creative natalie dormer

Lately there have been a lot of searches on this blog about depression, so let’s talk about it, shall we?

The definition of depression is “sadness greater and more prolonged than warranted by any objective reason.”

In lay terms, that means feeling sad for a long time but not understanding why, since there is no reason to be depressed (we haven’t lost our job, our pet didn’t die, and we’re not contemplating how much the world sucks). With genuine depression, I believe there are always legitimate reasons either physical or emotional — although they may be subtle and internalized to such an extent that we’re either ignorant of them or unwilling to face them. These kinds of depression can be cured through therapy. Then, there’s depression brought on by imbalanced serotonin levels, which can be treated with medicine.

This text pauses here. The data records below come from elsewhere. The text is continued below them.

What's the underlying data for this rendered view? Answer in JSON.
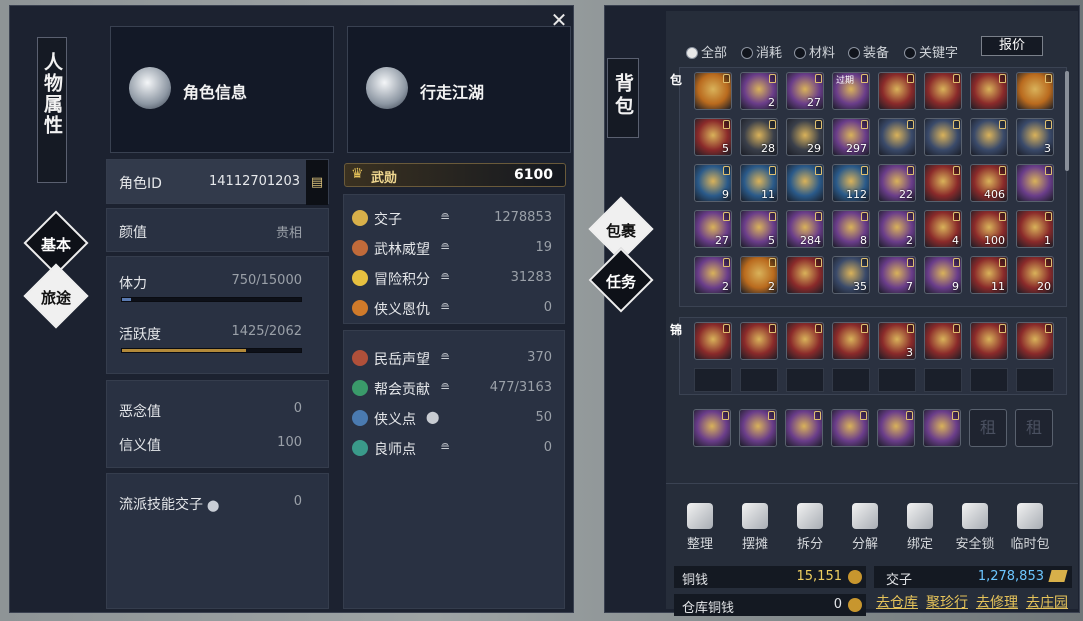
{
  "left_panel": {
    "title": "人物属性",
    "nav": {
      "basic": "基本",
      "journey": "旅途"
    },
    "cards": [
      {
        "label": "角色信息",
        "icon": "role-info-icon"
      },
      {
        "label": "行走江湖",
        "icon": "gourd-icon"
      }
    ],
    "stats": {
      "role_id_label": "角色ID",
      "role_id": "14112701203",
      "appearance_label": "颜值",
      "appearance_value": "贵相",
      "stamina_label": "体力",
      "stamina_value": "750/15000",
      "stamina_fraction": 0.05,
      "activity_label": "活跃度",
      "activity_value": "1425/2062",
      "activity_fraction": 0.691,
      "evil_label": "恶念值",
      "evil_value": "0",
      "trust_label": "信义值",
      "trust_value": "100",
      "school_label": "流派技能交子",
      "school_value": "0"
    },
    "wuxun": {
      "label": "武勋",
      "value": "6100"
    },
    "currencies": [
      {
        "label": "交子",
        "value": "1278853",
        "icon": "jiaozi-icon",
        "color": "#d8b04a"
      },
      {
        "label": "武林威望",
        "value": "19",
        "icon": "sword-icon",
        "color": "#c06a3a"
      },
      {
        "label": "冒险积分",
        "value": "31283",
        "icon": "coin-icon",
        "color": "#e6c040"
      },
      {
        "label": "侠义恩仇",
        "value": "0",
        "icon": "flame-icon",
        "color": "#d07a2a"
      }
    ],
    "reputations": [
      {
        "label": "民岳声望",
        "value": "370",
        "icon": "min-icon",
        "color": "#b0503a"
      },
      {
        "label": "帮会贡献",
        "value": "477/3163",
        "icon": "gong-icon",
        "color": "#3a9a6a"
      },
      {
        "label": "侠义点",
        "value": "50",
        "icon": "xia-icon",
        "color": "#4a7ab0"
      },
      {
        "label": "良师点",
        "value": "0",
        "icon": "shi-icon",
        "color": "#3a9a8a"
      }
    ]
  },
  "right_panel": {
    "title": "背包",
    "nav": {
      "bag": "包裹",
      "task": "任务"
    },
    "filters": [
      "全部",
      "消耗",
      "材料",
      "装备",
      "关键字"
    ],
    "price_button": "报价",
    "bag_tag": "包",
    "brocade_tag": "锦",
    "items": [
      {
        "c": "#b96a1e",
        "q": ""
      },
      {
        "c": "#6a3d8a",
        "q": "2"
      },
      {
        "c": "#6a3d8a",
        "q": "27"
      },
      {
        "c": "#6a3d8a",
        "q": "",
        "tag": "过期"
      },
      {
        "c": "#8a2a2a",
        "q": ""
      },
      {
        "c": "#8a2a2a",
        "q": ""
      },
      {
        "c": "#8a2a2a",
        "q": ""
      },
      {
        "c": "#b96a1e",
        "q": ""
      },
      {
        "c": "#8a2a2a",
        "q": "5"
      },
      {
        "c": "#3a3f4a",
        "q": "28"
      },
      {
        "c": "#3a3f4a",
        "q": "29"
      },
      {
        "c": "#6a3d8a",
        "q": "297"
      },
      {
        "c": "#3a4a6a",
        "q": ""
      },
      {
        "c": "#3a4a6a",
        "q": ""
      },
      {
        "c": "#3a4a6a",
        "q": ""
      },
      {
        "c": "#3a4a6a",
        "q": "3"
      },
      {
        "c": "#2a5a8a",
        "q": "9"
      },
      {
        "c": "#2a5a8a",
        "q": "11"
      },
      {
        "c": "#2a5a8a",
        "q": ""
      },
      {
        "c": "#2a5a8a",
        "q": "112"
      },
      {
        "c": "#6a3d8a",
        "q": "22"
      },
      {
        "c": "#8a2a2a",
        "q": ""
      },
      {
        "c": "#8a2a2a",
        "q": "406"
      },
      {
        "c": "#6a3d8a",
        "q": ""
      },
      {
        "c": "#6a3d8a",
        "q": "27"
      },
      {
        "c": "#6a3d8a",
        "q": "5"
      },
      {
        "c": "#6a3d8a",
        "q": "284"
      },
      {
        "c": "#6a3d8a",
        "q": "8"
      },
      {
        "c": "#6a3d8a",
        "q": "2"
      },
      {
        "c": "#8a2a2a",
        "q": "4"
      },
      {
        "c": "#8a2a2a",
        "q": "100"
      },
      {
        "c": "#8a2a2a",
        "q": "1"
      },
      {
        "c": "#6a3d8a",
        "q": "2"
      },
      {
        "c": "#b96a1e",
        "q": "2"
      },
      {
        "c": "#8a2a2a",
        "q": ""
      },
      {
        "c": "#3a4a6a",
        "q": "35"
      },
      {
        "c": "#6a3d8a",
        "q": "7"
      },
      {
        "c": "#6a3d8a",
        "q": "9"
      },
      {
        "c": "#8a2a2a",
        "q": "11"
      },
      {
        "c": "#8a2a2a",
        "q": "20"
      }
    ],
    "brocade_items": [
      {
        "c": "#8a2a2a",
        "q": ""
      },
      {
        "c": "#8a2a2a",
        "q": ""
      },
      {
        "c": "#8a2a2a",
        "q": ""
      },
      {
        "c": "#8a2a2a",
        "q": ""
      },
      {
        "c": "#8a2a2a",
        "q": "3"
      },
      {
        "c": "#8a2a2a",
        "q": ""
      },
      {
        "c": "#8a2a2a",
        "q": ""
      },
      {
        "c": "#8a2a2a",
        "q": ""
      }
    ],
    "extra_items": [
      {
        "c": "#6a3d8a",
        "q": ""
      },
      {
        "c": "#6a3d8a",
        "q": ""
      },
      {
        "c": "#6a3d8a",
        "q": ""
      },
      {
        "c": "#6a3d8a",
        "q": ""
      },
      {
        "c": "#6a3d8a",
        "q": ""
      },
      {
        "c": "#6a3d8a",
        "q": ""
      }
    ],
    "locked_slot_label": "租",
    "tools": [
      {
        "label": "整理",
        "icon": "sort-icon"
      },
      {
        "label": "摆摊",
        "icon": "stall-icon"
      },
      {
        "label": "拆分",
        "icon": "split-icon"
      },
      {
        "label": "分解",
        "icon": "decompose-icon"
      },
      {
        "label": "绑定",
        "icon": "bind-icon"
      },
      {
        "label": "安全锁",
        "icon": "lock-icon"
      },
      {
        "label": "临时包",
        "icon": "temp-bag-icon"
      }
    ],
    "money": {
      "copper_label": "铜钱",
      "copper": "15,151",
      "jiaozi_label": "交子",
      "jiaozi": "1,278,853",
      "store_label": "仓库铜钱",
      "store": "0"
    },
    "links": [
      "去仓库",
      "聚珍行",
      "去修理",
      "去庄园"
    ]
  }
}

However, I also think “depression” is often used to explain moods that put us in a state of “emptiness” or “a lack of ambition.” Quiet and contemplative moods don’t always mean “sadness,” which means some things we call depression aren’t necessarily genuine depression. Every type no doubt has this problem, but here are some things we may mistake for “depression”:

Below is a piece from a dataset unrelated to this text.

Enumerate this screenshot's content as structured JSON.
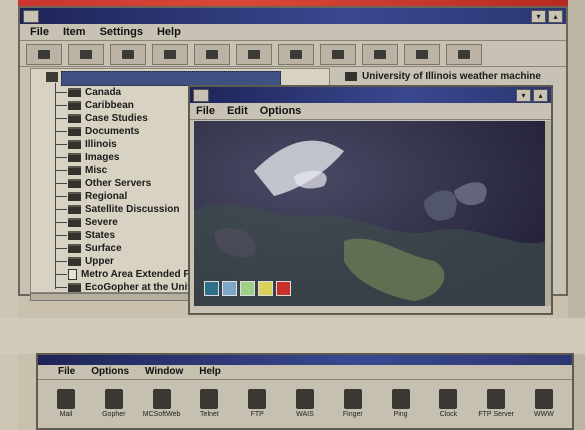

  • Intellectual boredom: with people, hobbies, and things that they’ve exhausted for interesting information with a resulting a lack of interest in those things. Losing interest in things is one of the “symptoms” of depression, but here it simply means you’re bored with that topic, since you’ve analyzed it to death. Solution: a new and exciting “interest” is needed.
  • Reluctance to do anything: once an INTP fails to see the purpose of something (a hobby, interest, or pursuit), they have a hard time sticking to it. Why? Because it fails to produce the desired results. They may try blogging to create stimulating conversation and if no one answers them, it isn’t depression that makes them reluctant to blog again, it’s the lack of feedback that renders blogging undesirable. Solution: give it up and find something to do that supports a “long term goal.”
  • Nothingness: this isn’t sadness, it’s not feeling anything, which may mean the brain is subconsciously working on an over-reaching problem while consciously they’re not interested in much of anything. This can also be a symptom of depression… or of internal preoccupation. Solution: find a different and maybe mindless activity to focus on in the meantime.
  • Creative Frustration: a lack of ambition following hitting a creative “block.” This “total shutdown” of creativity means the INTP has run across a problem and hasn’t solved it yet, so the brain shuts off its creativity while analyzing for creative solutions. This can produce a lack of a desire to continue working on the project, and an element of frustrated “uselessness” that can masquerade as sadness but is in reality irritation. Solution: focus on another project for awhile and let the first one sit until Intuition problem-solves it.
  • Emotional Exhaustion: INTPs think. All the time. They rationalize and analyze and constantly ask “why?” and take in obscene amounts of information that can sometimes “short them out,” like a computer overload. It’s not permanent, so there’s no need to panic. Solution: take some time off.

Symptoms of depression such as crying can also mean hormones out of whack, extensive stress, and deep-seated internal frustration… it’s not always sadness, so occasional forays into tears don’t mean you’re depressed.

Can an INTP get depressed? Yes. Everyone can, no matter their type. But sometimes, we mistake other, natural aspects of our personalities for depression, when in reality all we need to do is turn our focus in another direction and rediscover our passion for learning.